TORONTO -- The Blue Jays recalled Rowdy Tellez from Triple-A Buffalo prior to Tuesday’s game at Rogers Centre and plan to give the first baseman another opportunity to prove himself down the stretch.
The 24-year-old opened the season with Toronto and appeared in 78 games, in which he hit 14 homers and drove in 40 runs. Manager Charlie Montoyo was more concerned with the numbers that support those counting stats, like Tellez’s .227 average and .280 on-base percentage.
“In the big leagues, they find your hole and they keep going at it,” Montoyo said. “He couldn’t make an adjustment with that, so it seemed like everybody was either [throwing] high fastballs or sliders in on him, and he was swinging and missing. He has to make an adjustment.”
Tellez adds another young face to the clubhouse for the Blue Jays, who recently lost Freddy Galvis on waivers to the Reds. At just 29 years old, Galvis doesn’t qualify as a grizzled veteran on most teams, but on this Blue Jays roster, he was exactly that. His departure can be directly tied to Tellez’s return as it opens up more at-bats on the infield and at DH.
It’s no longer a matter of transitioning to a younger roster. The youth has already arrived, with more waves to come, and they’re being fully deployed at nearly every spot on the diamond. That could mean a step back in reps for Justin Smoak, 32, who now exists as one of the lone holdovers from the Blue Jays’ rosters of two or three seasons ago.
“Rowdy’s probably going to play more than Smoak, if I have to guess right now,” Montoyo said. “You have seen that everybody gets to play. Smoak will still play, but I want to see Rowdy. I want to see what kinds of adjustments he made.”

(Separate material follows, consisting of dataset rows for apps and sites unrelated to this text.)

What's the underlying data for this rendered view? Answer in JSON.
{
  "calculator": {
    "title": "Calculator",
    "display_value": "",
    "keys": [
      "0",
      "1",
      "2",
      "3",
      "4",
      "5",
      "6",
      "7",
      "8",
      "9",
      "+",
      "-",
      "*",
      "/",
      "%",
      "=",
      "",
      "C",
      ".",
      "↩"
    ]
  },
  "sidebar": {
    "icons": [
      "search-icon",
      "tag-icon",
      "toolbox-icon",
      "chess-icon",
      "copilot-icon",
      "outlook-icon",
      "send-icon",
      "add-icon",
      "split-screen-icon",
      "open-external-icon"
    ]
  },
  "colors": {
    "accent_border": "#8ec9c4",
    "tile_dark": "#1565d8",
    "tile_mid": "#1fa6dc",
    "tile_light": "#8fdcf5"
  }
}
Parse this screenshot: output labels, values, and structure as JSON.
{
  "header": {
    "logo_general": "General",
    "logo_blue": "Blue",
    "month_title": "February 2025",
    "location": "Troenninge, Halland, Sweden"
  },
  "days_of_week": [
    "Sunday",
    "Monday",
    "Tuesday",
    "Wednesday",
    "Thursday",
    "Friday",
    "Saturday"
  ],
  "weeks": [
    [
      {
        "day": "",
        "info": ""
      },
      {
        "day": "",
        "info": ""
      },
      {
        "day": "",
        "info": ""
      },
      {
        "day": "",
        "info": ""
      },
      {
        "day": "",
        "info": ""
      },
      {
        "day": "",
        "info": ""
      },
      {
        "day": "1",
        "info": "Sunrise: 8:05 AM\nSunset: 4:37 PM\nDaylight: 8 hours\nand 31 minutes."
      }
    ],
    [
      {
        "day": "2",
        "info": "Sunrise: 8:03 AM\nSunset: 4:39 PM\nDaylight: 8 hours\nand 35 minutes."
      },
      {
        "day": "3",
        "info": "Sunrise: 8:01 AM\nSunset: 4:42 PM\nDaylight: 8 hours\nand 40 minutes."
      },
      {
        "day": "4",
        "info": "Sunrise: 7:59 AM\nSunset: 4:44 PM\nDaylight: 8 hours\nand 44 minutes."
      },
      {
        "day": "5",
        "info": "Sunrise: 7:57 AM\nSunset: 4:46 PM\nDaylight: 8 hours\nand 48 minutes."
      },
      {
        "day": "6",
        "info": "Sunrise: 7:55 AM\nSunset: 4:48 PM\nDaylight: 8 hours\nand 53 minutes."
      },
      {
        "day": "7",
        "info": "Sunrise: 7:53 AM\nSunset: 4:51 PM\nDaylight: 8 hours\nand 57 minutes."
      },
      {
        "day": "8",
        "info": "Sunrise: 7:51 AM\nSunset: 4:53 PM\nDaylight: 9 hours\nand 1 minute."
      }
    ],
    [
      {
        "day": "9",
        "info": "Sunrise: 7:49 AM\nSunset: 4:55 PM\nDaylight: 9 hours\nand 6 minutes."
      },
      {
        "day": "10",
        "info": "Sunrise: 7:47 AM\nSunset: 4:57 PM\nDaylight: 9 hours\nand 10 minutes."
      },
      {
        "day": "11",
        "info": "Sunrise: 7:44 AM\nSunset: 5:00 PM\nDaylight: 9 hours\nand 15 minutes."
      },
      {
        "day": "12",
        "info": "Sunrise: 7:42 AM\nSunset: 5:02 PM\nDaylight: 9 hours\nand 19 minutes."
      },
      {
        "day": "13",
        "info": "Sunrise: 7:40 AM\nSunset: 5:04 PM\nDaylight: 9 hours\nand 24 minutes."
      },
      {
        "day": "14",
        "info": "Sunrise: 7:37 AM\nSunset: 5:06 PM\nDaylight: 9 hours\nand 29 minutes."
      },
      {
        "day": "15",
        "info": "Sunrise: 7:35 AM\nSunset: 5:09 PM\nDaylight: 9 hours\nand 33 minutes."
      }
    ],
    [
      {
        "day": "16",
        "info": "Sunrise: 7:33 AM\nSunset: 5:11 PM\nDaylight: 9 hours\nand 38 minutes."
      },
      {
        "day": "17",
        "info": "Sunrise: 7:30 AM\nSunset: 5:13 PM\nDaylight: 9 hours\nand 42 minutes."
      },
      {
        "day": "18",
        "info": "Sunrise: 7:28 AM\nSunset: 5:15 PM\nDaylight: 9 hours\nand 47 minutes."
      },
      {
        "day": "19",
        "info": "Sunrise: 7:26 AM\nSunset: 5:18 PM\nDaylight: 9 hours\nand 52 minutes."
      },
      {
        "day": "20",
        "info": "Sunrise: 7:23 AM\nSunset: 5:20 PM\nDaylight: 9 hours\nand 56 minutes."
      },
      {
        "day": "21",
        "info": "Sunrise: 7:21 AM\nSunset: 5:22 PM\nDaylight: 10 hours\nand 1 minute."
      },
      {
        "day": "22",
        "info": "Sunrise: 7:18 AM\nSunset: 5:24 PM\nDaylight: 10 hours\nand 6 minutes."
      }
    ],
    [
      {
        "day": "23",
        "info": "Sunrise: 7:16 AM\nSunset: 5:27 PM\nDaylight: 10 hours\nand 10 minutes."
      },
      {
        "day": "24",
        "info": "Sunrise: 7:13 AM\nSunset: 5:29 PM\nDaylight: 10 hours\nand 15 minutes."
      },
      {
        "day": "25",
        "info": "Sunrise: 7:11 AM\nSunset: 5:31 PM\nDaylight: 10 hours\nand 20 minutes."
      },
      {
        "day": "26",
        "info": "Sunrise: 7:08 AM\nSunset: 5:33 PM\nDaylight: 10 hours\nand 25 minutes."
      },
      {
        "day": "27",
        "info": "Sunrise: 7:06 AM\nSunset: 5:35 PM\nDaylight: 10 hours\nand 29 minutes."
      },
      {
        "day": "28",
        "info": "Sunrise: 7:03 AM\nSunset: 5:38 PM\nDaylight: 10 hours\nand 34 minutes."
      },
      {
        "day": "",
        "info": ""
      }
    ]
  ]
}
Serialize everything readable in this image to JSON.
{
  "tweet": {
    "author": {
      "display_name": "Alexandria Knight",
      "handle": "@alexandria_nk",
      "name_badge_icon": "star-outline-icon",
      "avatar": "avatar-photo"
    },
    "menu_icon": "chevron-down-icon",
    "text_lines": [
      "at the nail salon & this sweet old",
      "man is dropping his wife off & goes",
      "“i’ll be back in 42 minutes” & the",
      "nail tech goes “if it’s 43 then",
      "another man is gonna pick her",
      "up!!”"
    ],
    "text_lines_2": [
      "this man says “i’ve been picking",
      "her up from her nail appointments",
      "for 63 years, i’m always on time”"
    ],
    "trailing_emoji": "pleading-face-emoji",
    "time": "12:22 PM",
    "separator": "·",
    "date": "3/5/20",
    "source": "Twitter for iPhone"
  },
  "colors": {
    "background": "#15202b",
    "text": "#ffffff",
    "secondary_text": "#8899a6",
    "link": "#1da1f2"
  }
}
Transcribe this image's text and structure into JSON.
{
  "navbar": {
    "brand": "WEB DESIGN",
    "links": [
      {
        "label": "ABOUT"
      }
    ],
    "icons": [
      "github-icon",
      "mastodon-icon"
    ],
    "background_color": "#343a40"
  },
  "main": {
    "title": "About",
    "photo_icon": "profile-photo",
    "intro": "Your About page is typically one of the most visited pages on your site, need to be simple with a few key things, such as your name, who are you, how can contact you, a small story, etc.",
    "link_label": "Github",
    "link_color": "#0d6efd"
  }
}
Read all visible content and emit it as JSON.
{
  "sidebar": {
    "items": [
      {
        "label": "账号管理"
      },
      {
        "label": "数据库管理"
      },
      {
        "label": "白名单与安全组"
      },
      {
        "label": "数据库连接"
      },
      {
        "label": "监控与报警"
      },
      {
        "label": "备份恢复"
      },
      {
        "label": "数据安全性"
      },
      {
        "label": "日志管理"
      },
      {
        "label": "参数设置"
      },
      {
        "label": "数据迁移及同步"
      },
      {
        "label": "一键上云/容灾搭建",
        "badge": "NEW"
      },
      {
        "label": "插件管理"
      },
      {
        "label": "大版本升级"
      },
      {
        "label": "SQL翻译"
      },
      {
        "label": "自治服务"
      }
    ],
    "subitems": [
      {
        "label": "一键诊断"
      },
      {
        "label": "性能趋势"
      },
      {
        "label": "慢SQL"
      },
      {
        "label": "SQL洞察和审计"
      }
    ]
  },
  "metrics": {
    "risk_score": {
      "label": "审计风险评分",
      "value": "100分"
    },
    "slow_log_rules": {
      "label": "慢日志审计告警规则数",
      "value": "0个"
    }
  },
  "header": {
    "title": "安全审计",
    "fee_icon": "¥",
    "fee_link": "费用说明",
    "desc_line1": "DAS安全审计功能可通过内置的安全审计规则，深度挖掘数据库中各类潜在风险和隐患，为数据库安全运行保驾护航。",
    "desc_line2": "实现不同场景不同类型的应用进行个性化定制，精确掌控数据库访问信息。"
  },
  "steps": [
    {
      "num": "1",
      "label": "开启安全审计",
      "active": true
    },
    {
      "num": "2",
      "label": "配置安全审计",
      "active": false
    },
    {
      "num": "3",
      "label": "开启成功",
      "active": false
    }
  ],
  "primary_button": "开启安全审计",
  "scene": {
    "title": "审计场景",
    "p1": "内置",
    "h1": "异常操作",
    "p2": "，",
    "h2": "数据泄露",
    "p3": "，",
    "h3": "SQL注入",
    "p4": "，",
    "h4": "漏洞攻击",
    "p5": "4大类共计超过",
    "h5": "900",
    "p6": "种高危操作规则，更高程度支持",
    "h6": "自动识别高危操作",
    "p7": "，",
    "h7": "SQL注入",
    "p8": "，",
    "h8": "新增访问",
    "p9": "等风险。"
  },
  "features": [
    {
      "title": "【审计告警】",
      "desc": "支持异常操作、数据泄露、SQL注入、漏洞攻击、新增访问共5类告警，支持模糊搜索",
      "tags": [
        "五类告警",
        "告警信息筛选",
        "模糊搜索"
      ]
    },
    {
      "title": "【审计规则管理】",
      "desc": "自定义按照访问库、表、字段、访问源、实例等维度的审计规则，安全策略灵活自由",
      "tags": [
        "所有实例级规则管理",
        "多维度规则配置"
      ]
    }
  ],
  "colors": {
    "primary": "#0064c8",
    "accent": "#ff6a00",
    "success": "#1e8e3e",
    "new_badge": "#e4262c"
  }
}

Getting more specific, Tellez says that he’s adjusted his stance to be slightly more upright, which gets him back to the “normal” feeling he had in prior seasons. This came from a conversation with Buffalo hitting coach Corey Hart, who also helped Lourdes Gurriel Jr. and Teoscar Hernández, among others, rediscover their swings during demotions earlier this season.
Tellez believes that this will allow him to drive the ball to the opposite field on pitches that he was fouling off earlier in the season.
“I wasn’t playing very well. I wasn’t playing up to what I was supposed to be doing,” Tellez said. “They needed to do whatever they could to help the team win and that was an option they had to make. I accepted it and went down there with a positive mindset, the mindset that I needed to get better and improve on what I was doing. I was able to do that and get back up here.